Back to terrain! This was the big experiment with the airbrush. The idea was to see if using the airbrush could create some time saving aspects for painting. Nothing fancy, just getting the primer on more quickly, as well as the initial layers of paint.
Since several forms of hardboard and foam core can warp a little when you paint them with regular brushes, I was hoping to avoid that. The airbrush would use little or no water, and thus less warping!
I knew that the experiment could be compromised by the age of the equipment I was using. When I first thought of using this, I thought it had been 10 years since I last used my airbrush stuff. Actually, it was more like 13 years! One of the hoses had completely disintegrated. I cobbled together what I could find, and set out to test things out.
It began well enough, with the primer going on pretty easily. The first layers of paint did as well, but I could tell that the compressor was acting a little crazy. This was my nice compressor with the pedal control.
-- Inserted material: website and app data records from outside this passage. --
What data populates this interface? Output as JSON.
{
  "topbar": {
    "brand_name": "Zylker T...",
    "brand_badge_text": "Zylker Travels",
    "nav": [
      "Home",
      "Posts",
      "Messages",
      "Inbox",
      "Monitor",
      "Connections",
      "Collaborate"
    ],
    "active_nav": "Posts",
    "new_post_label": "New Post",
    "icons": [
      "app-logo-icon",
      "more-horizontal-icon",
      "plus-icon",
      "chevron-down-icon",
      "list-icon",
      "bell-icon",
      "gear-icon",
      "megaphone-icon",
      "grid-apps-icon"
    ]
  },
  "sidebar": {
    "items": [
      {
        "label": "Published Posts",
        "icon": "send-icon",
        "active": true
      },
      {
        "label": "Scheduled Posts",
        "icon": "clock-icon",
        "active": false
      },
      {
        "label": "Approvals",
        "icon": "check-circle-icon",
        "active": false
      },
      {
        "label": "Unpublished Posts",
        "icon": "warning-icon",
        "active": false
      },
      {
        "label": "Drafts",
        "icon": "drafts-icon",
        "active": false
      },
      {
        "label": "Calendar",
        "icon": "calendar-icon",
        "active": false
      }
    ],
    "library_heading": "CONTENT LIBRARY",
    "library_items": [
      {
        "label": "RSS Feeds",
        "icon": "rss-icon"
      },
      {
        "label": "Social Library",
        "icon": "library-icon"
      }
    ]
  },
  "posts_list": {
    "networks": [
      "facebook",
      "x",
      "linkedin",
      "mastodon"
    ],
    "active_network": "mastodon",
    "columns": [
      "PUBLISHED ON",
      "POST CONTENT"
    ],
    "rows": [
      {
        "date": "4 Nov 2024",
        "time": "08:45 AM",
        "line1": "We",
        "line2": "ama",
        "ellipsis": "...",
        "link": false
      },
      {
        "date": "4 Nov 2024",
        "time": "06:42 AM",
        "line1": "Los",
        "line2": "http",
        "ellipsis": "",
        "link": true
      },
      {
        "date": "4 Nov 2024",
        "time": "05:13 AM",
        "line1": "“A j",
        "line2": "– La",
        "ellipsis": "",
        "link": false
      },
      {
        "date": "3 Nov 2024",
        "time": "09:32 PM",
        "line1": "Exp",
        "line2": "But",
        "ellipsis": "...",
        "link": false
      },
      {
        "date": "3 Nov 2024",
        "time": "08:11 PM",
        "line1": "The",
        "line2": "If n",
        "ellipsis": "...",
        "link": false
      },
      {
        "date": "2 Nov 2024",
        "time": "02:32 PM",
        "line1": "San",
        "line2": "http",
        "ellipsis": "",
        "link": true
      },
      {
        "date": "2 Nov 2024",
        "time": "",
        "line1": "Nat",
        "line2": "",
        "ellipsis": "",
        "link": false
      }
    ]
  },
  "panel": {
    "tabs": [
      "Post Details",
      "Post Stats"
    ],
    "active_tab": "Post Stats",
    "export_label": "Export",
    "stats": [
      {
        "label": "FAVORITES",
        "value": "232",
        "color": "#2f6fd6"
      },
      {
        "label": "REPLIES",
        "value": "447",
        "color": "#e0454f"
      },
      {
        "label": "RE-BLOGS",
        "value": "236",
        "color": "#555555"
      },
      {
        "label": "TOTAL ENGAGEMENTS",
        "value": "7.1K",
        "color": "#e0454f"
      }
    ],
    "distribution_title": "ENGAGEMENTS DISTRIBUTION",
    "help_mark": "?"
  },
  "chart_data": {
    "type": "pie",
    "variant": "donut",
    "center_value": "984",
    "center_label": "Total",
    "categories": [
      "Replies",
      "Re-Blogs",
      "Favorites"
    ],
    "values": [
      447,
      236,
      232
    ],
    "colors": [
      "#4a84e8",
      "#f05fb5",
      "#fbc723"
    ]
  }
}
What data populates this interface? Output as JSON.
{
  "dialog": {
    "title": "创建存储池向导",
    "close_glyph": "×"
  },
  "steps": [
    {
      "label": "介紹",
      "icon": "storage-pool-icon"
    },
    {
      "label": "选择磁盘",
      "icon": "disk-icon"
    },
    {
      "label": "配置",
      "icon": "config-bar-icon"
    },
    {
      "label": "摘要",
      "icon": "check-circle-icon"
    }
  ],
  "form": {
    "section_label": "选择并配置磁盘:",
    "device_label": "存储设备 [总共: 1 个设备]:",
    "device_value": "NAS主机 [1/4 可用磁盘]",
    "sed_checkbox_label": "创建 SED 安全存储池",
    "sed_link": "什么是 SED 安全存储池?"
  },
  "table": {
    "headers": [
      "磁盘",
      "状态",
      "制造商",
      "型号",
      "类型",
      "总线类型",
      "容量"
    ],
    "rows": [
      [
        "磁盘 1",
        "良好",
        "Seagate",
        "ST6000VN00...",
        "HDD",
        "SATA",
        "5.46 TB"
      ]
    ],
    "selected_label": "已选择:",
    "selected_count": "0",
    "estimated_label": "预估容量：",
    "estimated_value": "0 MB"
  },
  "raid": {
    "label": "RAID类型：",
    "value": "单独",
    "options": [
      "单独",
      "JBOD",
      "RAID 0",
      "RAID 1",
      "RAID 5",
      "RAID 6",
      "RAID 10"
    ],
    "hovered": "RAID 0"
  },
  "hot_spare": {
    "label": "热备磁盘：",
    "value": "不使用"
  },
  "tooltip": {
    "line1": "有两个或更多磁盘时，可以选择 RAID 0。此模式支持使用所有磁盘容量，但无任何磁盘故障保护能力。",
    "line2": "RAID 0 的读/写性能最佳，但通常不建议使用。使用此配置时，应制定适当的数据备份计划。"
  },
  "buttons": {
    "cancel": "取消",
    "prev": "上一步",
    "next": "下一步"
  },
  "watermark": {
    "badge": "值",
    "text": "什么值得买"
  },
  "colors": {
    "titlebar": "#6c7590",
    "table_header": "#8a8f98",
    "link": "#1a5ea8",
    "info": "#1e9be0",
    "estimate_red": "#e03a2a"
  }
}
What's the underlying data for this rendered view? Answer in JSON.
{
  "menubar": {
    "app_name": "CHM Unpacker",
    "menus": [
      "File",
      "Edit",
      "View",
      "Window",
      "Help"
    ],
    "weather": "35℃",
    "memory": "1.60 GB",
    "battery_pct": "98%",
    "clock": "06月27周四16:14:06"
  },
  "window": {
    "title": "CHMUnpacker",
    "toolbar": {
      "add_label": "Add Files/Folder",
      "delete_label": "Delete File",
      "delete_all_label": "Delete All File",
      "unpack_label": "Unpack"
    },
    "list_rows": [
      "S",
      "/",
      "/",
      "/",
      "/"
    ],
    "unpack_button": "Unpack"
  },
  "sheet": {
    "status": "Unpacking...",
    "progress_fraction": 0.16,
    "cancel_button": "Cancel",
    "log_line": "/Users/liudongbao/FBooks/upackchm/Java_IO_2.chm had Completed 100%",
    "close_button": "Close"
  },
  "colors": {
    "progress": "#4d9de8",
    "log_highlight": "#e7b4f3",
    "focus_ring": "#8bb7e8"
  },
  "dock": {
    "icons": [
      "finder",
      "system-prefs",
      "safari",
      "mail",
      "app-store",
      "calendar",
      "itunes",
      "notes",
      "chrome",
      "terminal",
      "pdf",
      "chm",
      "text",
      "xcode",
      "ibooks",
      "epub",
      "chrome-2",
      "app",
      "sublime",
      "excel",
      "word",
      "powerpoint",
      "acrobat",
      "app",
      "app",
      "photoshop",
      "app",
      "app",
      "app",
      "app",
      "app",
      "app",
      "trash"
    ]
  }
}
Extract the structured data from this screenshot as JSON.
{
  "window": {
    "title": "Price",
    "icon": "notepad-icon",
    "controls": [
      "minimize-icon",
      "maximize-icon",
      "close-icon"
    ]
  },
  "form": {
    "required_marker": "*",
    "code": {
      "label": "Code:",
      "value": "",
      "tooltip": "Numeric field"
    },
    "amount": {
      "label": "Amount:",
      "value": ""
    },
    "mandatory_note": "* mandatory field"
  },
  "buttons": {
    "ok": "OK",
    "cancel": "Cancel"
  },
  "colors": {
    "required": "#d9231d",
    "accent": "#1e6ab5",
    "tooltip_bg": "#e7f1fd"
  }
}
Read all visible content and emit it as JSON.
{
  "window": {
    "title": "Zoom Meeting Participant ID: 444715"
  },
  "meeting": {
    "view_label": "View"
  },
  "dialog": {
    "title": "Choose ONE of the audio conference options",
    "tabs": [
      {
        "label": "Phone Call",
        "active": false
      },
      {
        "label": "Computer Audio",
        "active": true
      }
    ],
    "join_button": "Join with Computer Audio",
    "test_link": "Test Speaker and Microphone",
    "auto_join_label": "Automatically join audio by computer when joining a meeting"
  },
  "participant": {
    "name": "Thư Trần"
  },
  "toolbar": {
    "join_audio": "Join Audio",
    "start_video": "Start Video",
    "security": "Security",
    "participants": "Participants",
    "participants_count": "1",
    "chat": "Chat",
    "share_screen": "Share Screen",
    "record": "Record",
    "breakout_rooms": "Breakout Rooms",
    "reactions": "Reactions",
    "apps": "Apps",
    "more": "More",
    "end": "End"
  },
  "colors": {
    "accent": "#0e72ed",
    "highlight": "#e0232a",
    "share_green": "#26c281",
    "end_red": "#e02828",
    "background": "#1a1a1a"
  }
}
The remaining hoses seemed to have leaks, and all the ancient airbrushes started to jam.
It went downhill from there, so I abandoned the idea.
This is as far as I got with the airbrush...
It's not so bad, as I began to realize that the airbrush also had a big 'footprint' and the only area where it could have gone is now occupied by the new video filming area!
There is also a lot of pre and post airbrush stuff that has to be done, taking away too much of the anticipated time savings.
So, I proceeded to go ahead with the standard brushes.
Here's what I did with some rust colors and other shading.
The next post will show the rest of what I did with the brushes.